When I first became a nurse I learned what it was like to be on the other side. To not be the patient but the caregiver. Working in the hospital I saw people in various types of distress whether it be physical disease/distress or emotional distress due to their new status as a patient. I often enjoyed the patient care I gave in the hospital but…and there’s always a but; it was really hard work. The patients were very ill and you have to take that responsibility to heart or you’re not doing your job appropriately. So you have very ill people who’s well being you were responsible for and the number of very ill patients you were responsible for was difficult to keep up with which often leads to a nurse becoming burnt out and leaving the hospital setting. Some nurses leave the profession all together and others look for different or alternative nursing positions.
After I left the hospital I wanted to leave the nursing profession all together. I couldn’t think outside the box of only working in the hospital. Also, Thomas’ challenges were beginning to emerge so we decided I would stay home. When Lelly was just under a year old I took a nursing position in a physician’s office. I stayed there 3 years. I think that job saved my sanity because in those years Thomas’ challenges and behavior were extremely difficult to deal with. He was hospitalized multiple times due to his aggressive behavior, in a psychiatric facility for children that was a 2 hour drive away. From there Thomas attended a residential school to address his behavior. He stayed there from ages 8-11 years.

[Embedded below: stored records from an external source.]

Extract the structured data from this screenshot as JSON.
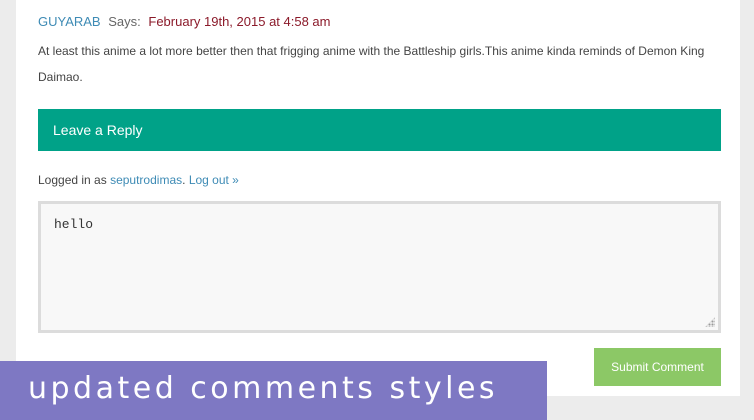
{
  "comment": {
    "author": "GUYARAB",
    "says": "Says:",
    "date": "February 19th, 2015 at 4:58 am",
    "text": "At least this anime a lot more better then that frigging anime with the Battleship girls.This anime kinda reminds of Demon King Daimao."
  },
  "reply": {
    "title": "Leave a Reply",
    "logged_in_prefix": "Logged in as",
    "username": "seputrodimas",
    "period": ".",
    "logout": "Log out »",
    "textarea_value": "hello",
    "submit_label": "Submit Comment"
  },
  "banner": {
    "text": "updated comments styles"
  },
  "colors": {
    "accent": "#00a288",
    "link": "#3e8bb5",
    "date": "#8b1a2a",
    "submit": "#8cc866",
    "banner": "#7e78c3"
  }
}
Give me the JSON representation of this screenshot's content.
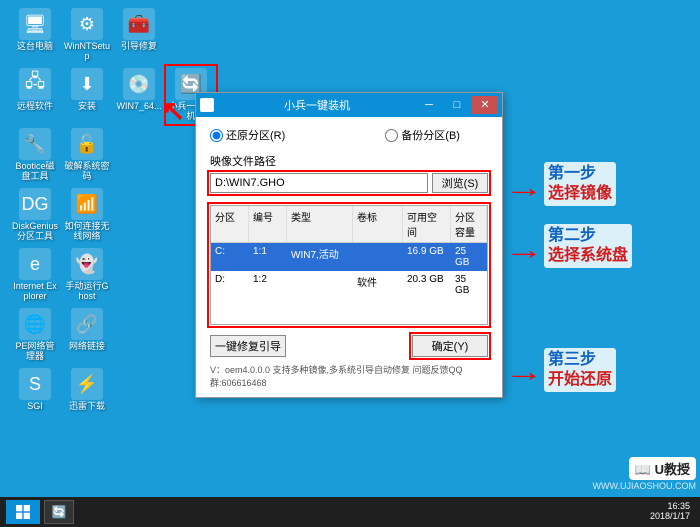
{
  "desktop_icons": [
    {
      "id": "this-pc",
      "label": "这台电脑",
      "row": 0,
      "col": 0,
      "glyph": "🖥"
    },
    {
      "id": "winntsetup",
      "label": "WinNTSetup",
      "row": 0,
      "col": 1,
      "glyph": "⚙"
    },
    {
      "id": "boot-repair",
      "label": "引导修复",
      "row": 0,
      "col": 2,
      "glyph": "🧰"
    },
    {
      "id": "remote-soft",
      "label": "远程软件",
      "row": 1,
      "col": 0,
      "glyph": "🖧"
    },
    {
      "id": "install",
      "label": "安装",
      "row": 1,
      "col": 1,
      "glyph": "⬇"
    },
    {
      "id": "win7-64",
      "label": "WIN7_64...",
      "row": 1,
      "col": 2,
      "glyph": "💿",
      "highlighted": false
    },
    {
      "id": "xiaobing",
      "label": "小兵一键装机",
      "row": 1,
      "col": 3,
      "glyph": "🔄",
      "highlighted": true
    },
    {
      "id": "bootice",
      "label": "Bootice磁盘工具",
      "row": 2,
      "col": 0,
      "glyph": "🔧"
    },
    {
      "id": "crack-pwd",
      "label": "破解系统密码",
      "row": 2,
      "col": 1,
      "glyph": "🔓"
    },
    {
      "id": "diskgenius",
      "label": "DiskGenius分区工具",
      "row": 3,
      "col": 0,
      "glyph": "DG"
    },
    {
      "id": "wifi",
      "label": "如何连接无线网络",
      "row": 3,
      "col": 1,
      "glyph": "📶"
    },
    {
      "id": "ie",
      "label": "Internet Explorer",
      "row": 4,
      "col": 0,
      "glyph": "e"
    },
    {
      "id": "ghost",
      "label": "手动运行Ghost",
      "row": 4,
      "col": 1,
      "glyph": "👻"
    },
    {
      "id": "netmgr",
      "label": "PE网络管理器",
      "row": 5,
      "col": 0,
      "glyph": "🌐"
    },
    {
      "id": "netlink",
      "label": "网络链接",
      "row": 5,
      "col": 1,
      "glyph": "🔗"
    },
    {
      "id": "sgi",
      "label": "SGI",
      "row": 6,
      "col": 0,
      "glyph": "S"
    },
    {
      "id": "xunlei",
      "label": "迅雷下载",
      "row": 6,
      "col": 1,
      "glyph": "⚡"
    }
  ],
  "dialog": {
    "title": "小兵一键装机",
    "radio_restore": "还原分区(R)",
    "radio_backup": "备份分区(B)",
    "path_label": "映像文件路径",
    "path_value": "D:\\WIN7.GHO",
    "browse": "浏览(S)",
    "columns": [
      "分区",
      "编号",
      "类型",
      "卷标",
      "可用空间",
      "分区容量"
    ],
    "rows": [
      {
        "drive": "C:",
        "idx": "1:1",
        "type": "WIN7,活动",
        "vol": "",
        "free": "16.9 GB",
        "size": "25 GB",
        "selected": true
      },
      {
        "drive": "D:",
        "idx": "1:2",
        "type": "",
        "vol": "软件",
        "free": "20.3 GB",
        "size": "35 GB",
        "selected": false
      }
    ],
    "btn_repair": "一键修复引导",
    "btn_ok": "确定(Y)",
    "footer": "V：oem4.0.0.0      支持多种镜像,多系统引导自动修复  问题反馈QQ群:606616468"
  },
  "callouts": {
    "step1": {
      "step": "第一步",
      "action": "选择镜像"
    },
    "step2": {
      "step": "第二步",
      "action": "选择系统盘"
    },
    "step3": {
      "step": "第三步",
      "action": "开始还原"
    }
  },
  "watermark": {
    "brand": "U教授",
    "url": "WWW.UJIAOSHOU.COM"
  },
  "taskbar": {
    "time": "16:35",
    "date": "2018/1/17"
  }
}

In the meantime I wasn’t working. I was a full fledged stay at home mom with one foot in the special needs arena and one foot in the world of typical children thanks to my girls. I’ll always be grateful for them and that opportunity to experience being a regular mom of regular typical children.

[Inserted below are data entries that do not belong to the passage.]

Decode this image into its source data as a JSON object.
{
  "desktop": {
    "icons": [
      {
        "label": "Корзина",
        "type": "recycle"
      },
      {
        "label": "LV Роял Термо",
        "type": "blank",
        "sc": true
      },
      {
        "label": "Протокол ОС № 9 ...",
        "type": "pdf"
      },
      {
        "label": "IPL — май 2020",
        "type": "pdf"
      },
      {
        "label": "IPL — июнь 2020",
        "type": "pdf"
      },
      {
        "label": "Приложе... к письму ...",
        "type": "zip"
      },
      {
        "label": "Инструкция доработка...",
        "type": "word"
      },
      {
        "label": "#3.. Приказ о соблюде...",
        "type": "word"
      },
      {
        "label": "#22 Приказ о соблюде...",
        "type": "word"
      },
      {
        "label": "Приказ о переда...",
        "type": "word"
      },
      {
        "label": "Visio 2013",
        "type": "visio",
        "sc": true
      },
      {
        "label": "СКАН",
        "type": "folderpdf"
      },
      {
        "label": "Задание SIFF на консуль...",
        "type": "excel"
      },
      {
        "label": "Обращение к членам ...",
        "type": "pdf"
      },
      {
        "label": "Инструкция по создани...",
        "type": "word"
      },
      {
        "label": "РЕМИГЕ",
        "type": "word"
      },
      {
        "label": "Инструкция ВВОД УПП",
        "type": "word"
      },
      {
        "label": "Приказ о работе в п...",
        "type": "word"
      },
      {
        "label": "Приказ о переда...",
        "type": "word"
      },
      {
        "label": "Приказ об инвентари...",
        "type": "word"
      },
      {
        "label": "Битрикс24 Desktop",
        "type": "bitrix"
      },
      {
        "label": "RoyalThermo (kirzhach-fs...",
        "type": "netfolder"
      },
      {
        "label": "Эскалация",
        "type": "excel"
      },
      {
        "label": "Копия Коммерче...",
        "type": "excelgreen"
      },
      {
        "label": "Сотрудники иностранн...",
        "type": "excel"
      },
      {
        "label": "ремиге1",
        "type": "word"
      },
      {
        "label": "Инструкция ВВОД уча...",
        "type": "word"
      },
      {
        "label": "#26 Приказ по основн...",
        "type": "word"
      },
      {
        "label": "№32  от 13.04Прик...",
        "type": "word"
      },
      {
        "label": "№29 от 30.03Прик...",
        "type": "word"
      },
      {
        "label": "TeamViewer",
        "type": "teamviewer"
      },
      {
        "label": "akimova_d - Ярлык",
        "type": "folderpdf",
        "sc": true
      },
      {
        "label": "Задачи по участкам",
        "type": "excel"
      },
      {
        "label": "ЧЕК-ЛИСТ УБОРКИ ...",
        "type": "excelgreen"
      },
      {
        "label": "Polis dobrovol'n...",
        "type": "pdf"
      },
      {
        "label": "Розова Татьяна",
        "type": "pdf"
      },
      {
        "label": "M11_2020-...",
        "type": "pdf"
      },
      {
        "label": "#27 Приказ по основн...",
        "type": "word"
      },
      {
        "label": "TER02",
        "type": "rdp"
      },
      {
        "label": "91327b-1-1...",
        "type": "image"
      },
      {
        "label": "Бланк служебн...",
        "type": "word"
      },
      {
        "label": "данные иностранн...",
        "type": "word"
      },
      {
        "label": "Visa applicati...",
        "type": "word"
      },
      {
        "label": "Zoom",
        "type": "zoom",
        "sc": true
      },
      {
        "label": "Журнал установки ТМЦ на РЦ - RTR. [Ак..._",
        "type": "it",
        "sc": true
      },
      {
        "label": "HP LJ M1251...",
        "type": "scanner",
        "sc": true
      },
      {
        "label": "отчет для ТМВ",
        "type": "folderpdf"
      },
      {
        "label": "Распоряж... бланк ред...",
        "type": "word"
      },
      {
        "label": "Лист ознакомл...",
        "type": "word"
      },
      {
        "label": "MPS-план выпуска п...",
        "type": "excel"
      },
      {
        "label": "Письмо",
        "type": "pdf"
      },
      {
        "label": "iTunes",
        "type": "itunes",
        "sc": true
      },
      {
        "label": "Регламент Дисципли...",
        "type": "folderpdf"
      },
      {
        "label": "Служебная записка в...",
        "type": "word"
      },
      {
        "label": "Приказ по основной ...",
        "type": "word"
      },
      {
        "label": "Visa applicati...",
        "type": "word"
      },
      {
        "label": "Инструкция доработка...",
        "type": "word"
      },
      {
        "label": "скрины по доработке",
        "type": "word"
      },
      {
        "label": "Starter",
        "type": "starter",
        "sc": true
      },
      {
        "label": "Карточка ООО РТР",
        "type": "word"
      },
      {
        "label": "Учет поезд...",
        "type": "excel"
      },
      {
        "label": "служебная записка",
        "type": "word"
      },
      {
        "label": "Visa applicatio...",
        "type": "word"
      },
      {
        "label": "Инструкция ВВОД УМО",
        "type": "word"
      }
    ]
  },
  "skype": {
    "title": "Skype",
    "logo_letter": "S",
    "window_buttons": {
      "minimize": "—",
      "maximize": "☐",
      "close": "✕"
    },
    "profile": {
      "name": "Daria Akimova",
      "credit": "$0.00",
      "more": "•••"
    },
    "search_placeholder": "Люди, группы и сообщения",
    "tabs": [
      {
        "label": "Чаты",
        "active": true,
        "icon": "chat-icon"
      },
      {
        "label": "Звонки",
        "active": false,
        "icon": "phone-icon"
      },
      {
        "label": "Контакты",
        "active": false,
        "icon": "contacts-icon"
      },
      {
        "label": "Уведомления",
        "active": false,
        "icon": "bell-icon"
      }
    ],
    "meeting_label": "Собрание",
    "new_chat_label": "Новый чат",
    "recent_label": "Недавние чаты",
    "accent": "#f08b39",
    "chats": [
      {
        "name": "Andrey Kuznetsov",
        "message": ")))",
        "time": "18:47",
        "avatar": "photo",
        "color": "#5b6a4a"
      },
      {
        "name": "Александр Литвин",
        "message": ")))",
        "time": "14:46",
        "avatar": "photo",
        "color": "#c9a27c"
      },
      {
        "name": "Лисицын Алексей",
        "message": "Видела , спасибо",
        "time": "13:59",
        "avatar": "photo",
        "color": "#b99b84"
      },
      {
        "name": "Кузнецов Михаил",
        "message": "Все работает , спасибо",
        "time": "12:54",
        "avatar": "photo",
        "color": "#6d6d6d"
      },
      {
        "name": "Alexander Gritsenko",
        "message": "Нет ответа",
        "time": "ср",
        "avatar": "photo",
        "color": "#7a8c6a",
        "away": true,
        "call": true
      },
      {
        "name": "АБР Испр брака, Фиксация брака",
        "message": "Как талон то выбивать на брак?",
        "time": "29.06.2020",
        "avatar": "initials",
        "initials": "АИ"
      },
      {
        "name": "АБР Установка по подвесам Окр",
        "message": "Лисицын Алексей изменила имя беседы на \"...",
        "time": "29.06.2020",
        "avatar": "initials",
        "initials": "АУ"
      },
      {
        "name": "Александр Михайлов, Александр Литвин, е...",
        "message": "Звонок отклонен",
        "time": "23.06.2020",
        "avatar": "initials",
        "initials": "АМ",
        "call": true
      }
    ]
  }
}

I stayed home until Samantha was 9 and entered the work place as a nurse full time. It was great! I had a couple of jobs before I was hired with for the DOE and really got back into hands on nursing. I work with and provide care for special education and medically fragile students. There is not one day where all I do is pass out bandaids or deal with common complaints of a stomachache. There’s so many nursing tasks these students need, we are busy just about all day long. I love my job with the DOE. I can’t tell you how many people are surprised when I tell them I enjoy going to work. If I hadn’t become a school nurse in this capacity with District 75 I don’t know where I would be working. It wouldn’t be a hospital that I know for sure.